That's not to say Grant can't be the leader here.  You can tell by his approach with the media this year that he's loosened up and is fitting in with the guys.  There's still time for him to grab the bull by the horns and take charge.  It's just to me it seems that Sam has exhibited the more natural traits of a leader, which is what an offense needs.

The X Factor

Decision making.  There is no greater x factor that will separate these two than decision making.  As we saw last year, Sam is a safer decision maker but sometimes does it to the detriment of his health and the flow of the offense.  Grant is a little more willing to gun sling, but at the same time can't bail himself out with his feet when in trouble.  Here's what needs to change for each man to win this part of the battle.

Sam needs to work on releasing the ball faster.  See a guy with a step on a corner?  Sling it.  See Bibbs settling into a soft part of the zone?  Anticipate it and sling it.  See Cover 4 and no hope of going deep?  Check it down.  Last year Sam became the master of the pump fake when he'd pull the ball down and look for something else.  More often than not that resulted in a scramble situation, and if this offense is to have success it starts with a healthy, consistent quarterback.

Grant needs to work on knowing when to play for another down.  He's mostly fearless when throwing the ball, but got himself into situations last year where no open men presented him with either the option of running or forcing a bad pass.  In the best situations he took a sack, in the worst he turned the ball over.  Turnovers will hurt doubly so this year with a young defense on the sidelines.

Who has the upper hand right now?  Tough to say.  I'm a believer that it's easier to teach decision making and the "right thing to do" than break a mental block about trusting your eyes and arm when you see someone open.  If that's truly the case then you have to give the inside track to Grant.

The New Guys

Joel Lanning isn't going to win the starting job, but Rhoads is all too familiar with going to his 3rd string quarterback during the season.  Lanning brings a much larger frame to the equation and would hold up in the run game fairly well.  There's been no chatter from camp about this, but is it high time Iowa State finally sees some real situational play calling with a specialized quarterback?  Only time will tell.

Darius Lee-Campbell checks in as the quarterback in this year's recruiting class, but given the relative youth of the three in front of him I would not be surprised to see a position change in his future.

The Key to Success

Finding a leader is going to make this offense so much more dangerous than it would be with a rotation, or an unsettled situation.  It's easy to assume Rhoads wanted a starter named by the end of this weekend to give that player a chance to lead the offense in the final week of camp and the first week of fall practice.  In a system based on quick reads, timing, and accuracy the chemistry between a quarterback and his receivers is second to none.

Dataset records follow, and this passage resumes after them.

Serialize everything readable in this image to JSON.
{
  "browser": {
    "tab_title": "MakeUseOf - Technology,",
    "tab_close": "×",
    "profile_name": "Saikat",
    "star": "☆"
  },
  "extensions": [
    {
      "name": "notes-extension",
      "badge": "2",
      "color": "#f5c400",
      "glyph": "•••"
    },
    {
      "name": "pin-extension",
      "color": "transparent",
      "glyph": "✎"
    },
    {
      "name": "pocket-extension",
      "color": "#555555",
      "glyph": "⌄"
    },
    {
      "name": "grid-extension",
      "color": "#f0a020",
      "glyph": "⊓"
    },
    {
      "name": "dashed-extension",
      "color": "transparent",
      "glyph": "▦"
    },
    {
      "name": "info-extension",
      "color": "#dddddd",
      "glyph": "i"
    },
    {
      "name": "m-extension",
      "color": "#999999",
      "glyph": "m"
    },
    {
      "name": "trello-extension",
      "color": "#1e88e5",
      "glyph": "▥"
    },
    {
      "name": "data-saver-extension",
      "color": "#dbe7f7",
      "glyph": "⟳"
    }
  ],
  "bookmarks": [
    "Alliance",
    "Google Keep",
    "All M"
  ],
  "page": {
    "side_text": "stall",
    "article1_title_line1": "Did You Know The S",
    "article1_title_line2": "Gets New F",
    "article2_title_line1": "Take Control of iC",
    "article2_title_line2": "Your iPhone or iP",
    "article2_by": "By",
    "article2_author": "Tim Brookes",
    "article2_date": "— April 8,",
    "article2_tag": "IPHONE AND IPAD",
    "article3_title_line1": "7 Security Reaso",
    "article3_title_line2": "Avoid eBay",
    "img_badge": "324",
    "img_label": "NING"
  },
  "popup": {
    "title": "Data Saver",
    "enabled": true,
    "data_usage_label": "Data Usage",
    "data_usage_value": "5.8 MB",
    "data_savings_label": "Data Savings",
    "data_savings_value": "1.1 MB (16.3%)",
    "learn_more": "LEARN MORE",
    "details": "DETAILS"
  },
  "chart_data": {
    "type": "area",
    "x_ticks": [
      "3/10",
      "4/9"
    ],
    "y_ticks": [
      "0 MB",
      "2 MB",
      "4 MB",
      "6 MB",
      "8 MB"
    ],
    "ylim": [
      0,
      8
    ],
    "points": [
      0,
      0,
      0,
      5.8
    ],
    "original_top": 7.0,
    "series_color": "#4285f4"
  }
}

Grant and Sam throw the ball differently with different spirals and velocities that guys need to learn to catch play after play.  At this point they should have caught enough balls from each in practice and summer work outs, but once the pads are on and the intensity picks up things will change.  Having one man to call the shots and deliver the balls will only make an offense with the most talent it's seen in years reach another level.

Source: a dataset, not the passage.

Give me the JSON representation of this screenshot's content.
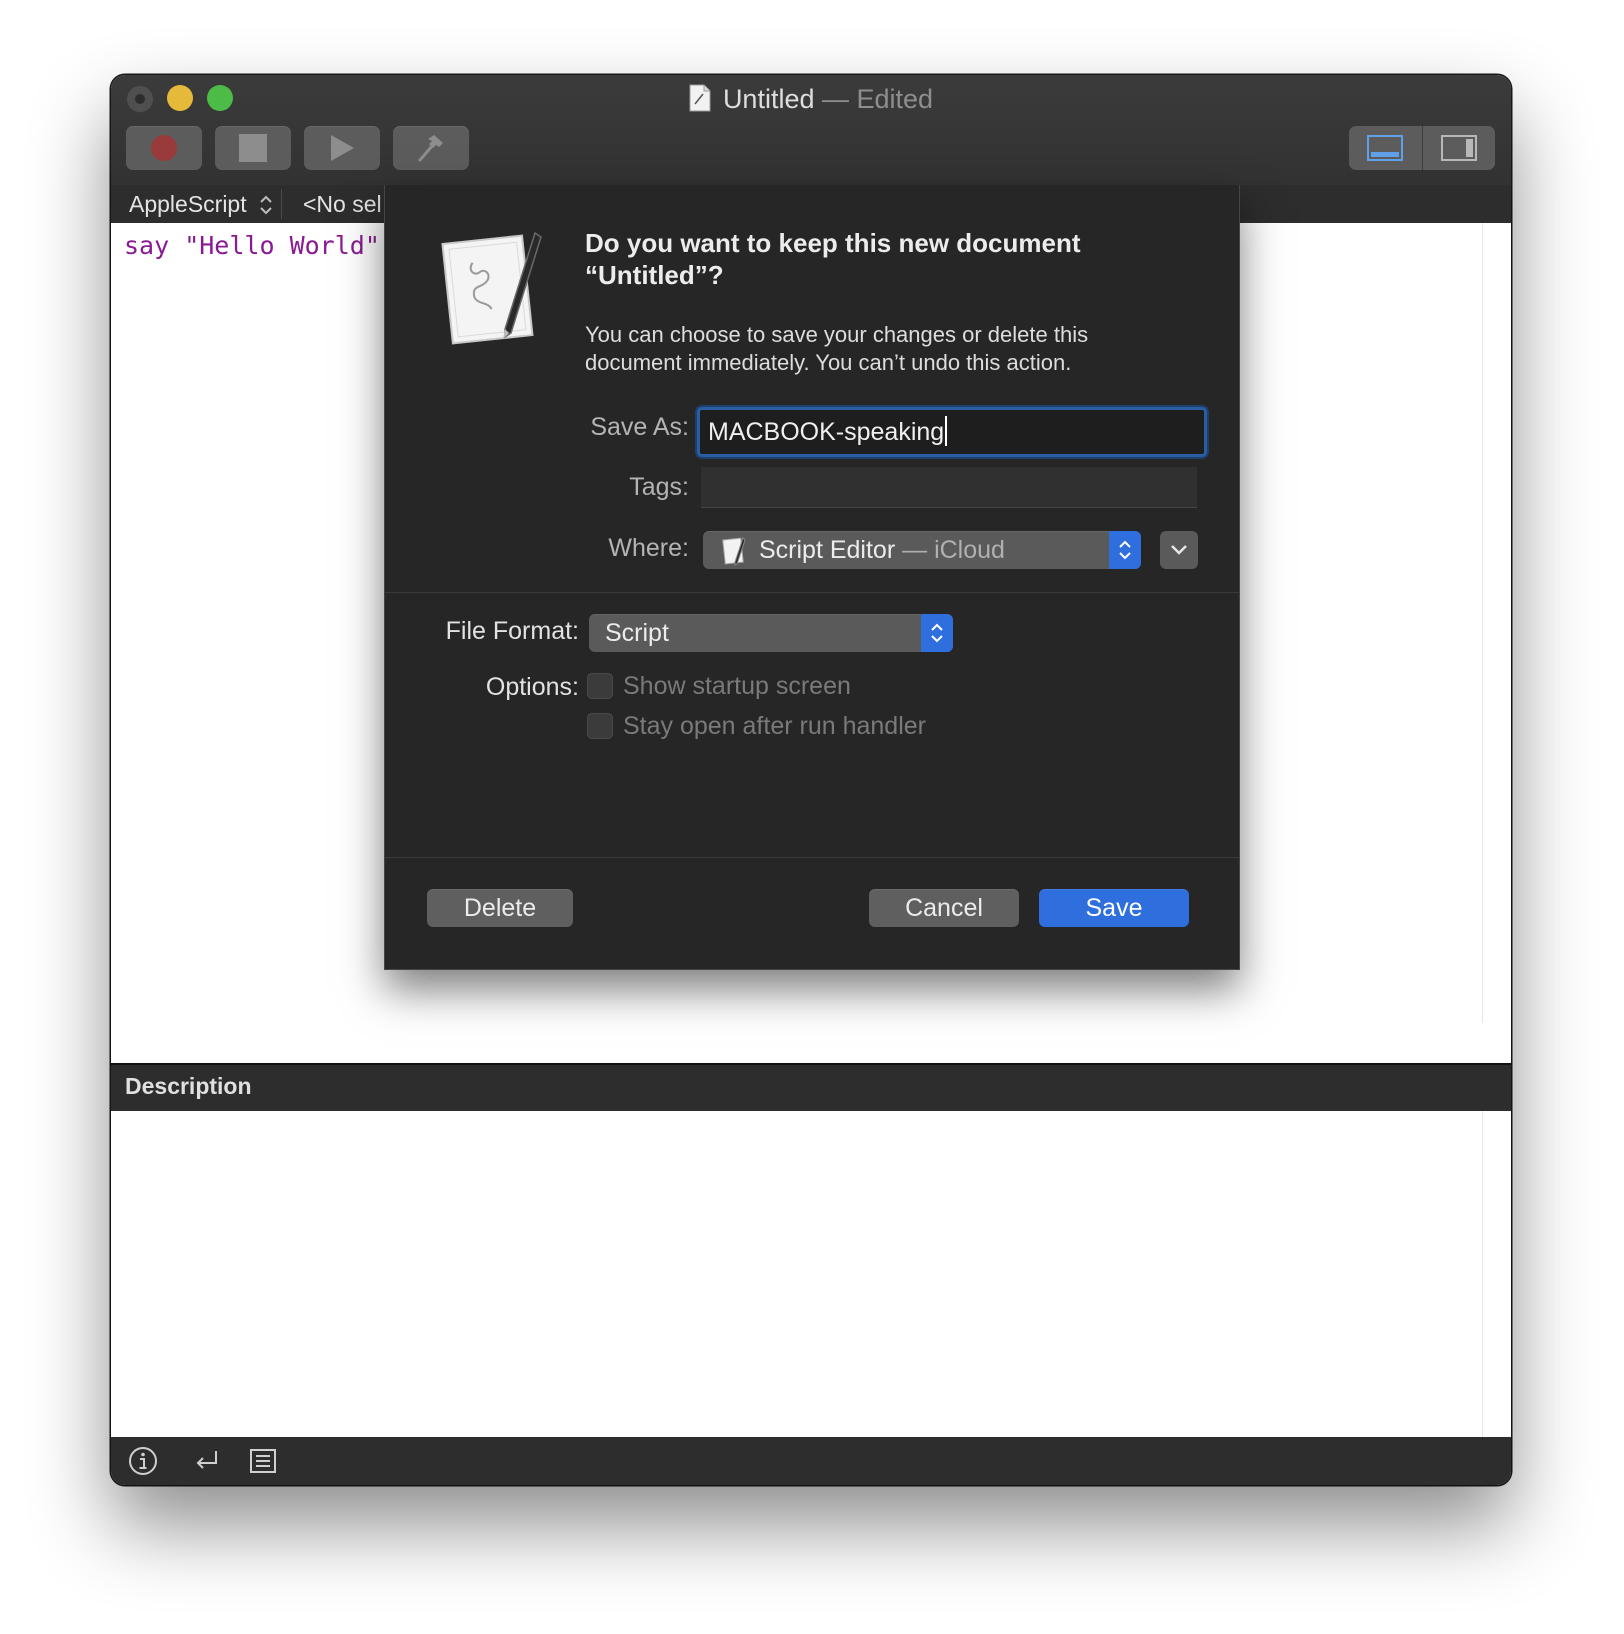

The Prediction

You won't find many supporters who are bigger fans of Sam Richardson than myself and Norman Underwood.  Personally I'm rooting for Sam to win the battle as I've enjoyed his moxie, leadership, accuracy, consistency, and excitement with the ball in his hands.

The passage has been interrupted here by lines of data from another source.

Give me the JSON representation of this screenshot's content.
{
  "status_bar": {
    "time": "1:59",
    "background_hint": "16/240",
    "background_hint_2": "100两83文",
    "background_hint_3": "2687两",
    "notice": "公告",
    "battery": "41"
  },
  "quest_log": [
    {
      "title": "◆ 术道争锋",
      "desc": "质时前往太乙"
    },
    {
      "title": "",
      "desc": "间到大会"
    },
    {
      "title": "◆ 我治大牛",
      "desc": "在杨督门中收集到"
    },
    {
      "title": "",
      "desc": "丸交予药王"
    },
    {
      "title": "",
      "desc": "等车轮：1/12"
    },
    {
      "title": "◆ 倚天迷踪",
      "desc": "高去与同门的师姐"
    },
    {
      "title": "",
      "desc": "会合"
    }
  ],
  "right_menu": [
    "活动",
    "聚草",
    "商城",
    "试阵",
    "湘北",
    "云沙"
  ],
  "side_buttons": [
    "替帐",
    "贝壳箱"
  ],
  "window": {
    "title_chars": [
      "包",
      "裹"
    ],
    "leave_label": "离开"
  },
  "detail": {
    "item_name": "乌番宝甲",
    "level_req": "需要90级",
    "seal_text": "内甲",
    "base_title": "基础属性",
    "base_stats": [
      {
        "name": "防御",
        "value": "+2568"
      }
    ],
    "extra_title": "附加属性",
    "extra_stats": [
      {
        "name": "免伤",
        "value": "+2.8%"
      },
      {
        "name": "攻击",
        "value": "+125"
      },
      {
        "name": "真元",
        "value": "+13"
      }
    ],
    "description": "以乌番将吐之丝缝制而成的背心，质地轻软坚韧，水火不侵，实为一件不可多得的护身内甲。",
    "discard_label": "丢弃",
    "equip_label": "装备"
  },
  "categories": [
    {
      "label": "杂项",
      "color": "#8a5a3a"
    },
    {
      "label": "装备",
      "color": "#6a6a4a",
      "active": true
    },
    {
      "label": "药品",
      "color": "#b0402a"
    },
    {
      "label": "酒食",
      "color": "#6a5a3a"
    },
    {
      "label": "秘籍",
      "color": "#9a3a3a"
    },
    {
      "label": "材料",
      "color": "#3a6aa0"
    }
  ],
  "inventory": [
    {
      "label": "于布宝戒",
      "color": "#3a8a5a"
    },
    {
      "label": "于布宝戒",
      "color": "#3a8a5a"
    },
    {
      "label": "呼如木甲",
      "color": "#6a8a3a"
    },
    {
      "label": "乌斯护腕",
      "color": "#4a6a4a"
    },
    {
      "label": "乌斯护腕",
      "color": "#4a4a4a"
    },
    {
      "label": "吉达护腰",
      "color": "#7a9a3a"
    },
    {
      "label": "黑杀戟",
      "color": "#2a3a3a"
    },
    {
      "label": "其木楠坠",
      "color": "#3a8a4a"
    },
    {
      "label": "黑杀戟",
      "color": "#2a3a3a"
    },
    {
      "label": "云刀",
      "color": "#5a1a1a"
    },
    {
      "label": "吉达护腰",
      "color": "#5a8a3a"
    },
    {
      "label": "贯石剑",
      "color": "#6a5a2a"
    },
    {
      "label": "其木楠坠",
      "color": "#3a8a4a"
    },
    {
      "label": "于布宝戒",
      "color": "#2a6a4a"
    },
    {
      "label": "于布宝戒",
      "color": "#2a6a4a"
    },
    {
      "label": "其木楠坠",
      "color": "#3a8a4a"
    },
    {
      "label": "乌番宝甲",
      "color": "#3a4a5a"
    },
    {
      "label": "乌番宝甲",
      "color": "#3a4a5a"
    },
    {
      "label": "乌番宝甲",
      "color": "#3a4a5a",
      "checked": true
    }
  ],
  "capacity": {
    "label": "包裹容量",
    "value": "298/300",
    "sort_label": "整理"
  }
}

Personal bias aside though, I think this job is ultimately going to fall into the lap of Grant for the first week of the season.  He gets rid of the ball quicker and improved his accuracy as the season progressed last year.  Right now, I think he's the man for the job, but  things are always fluid under Rhoads.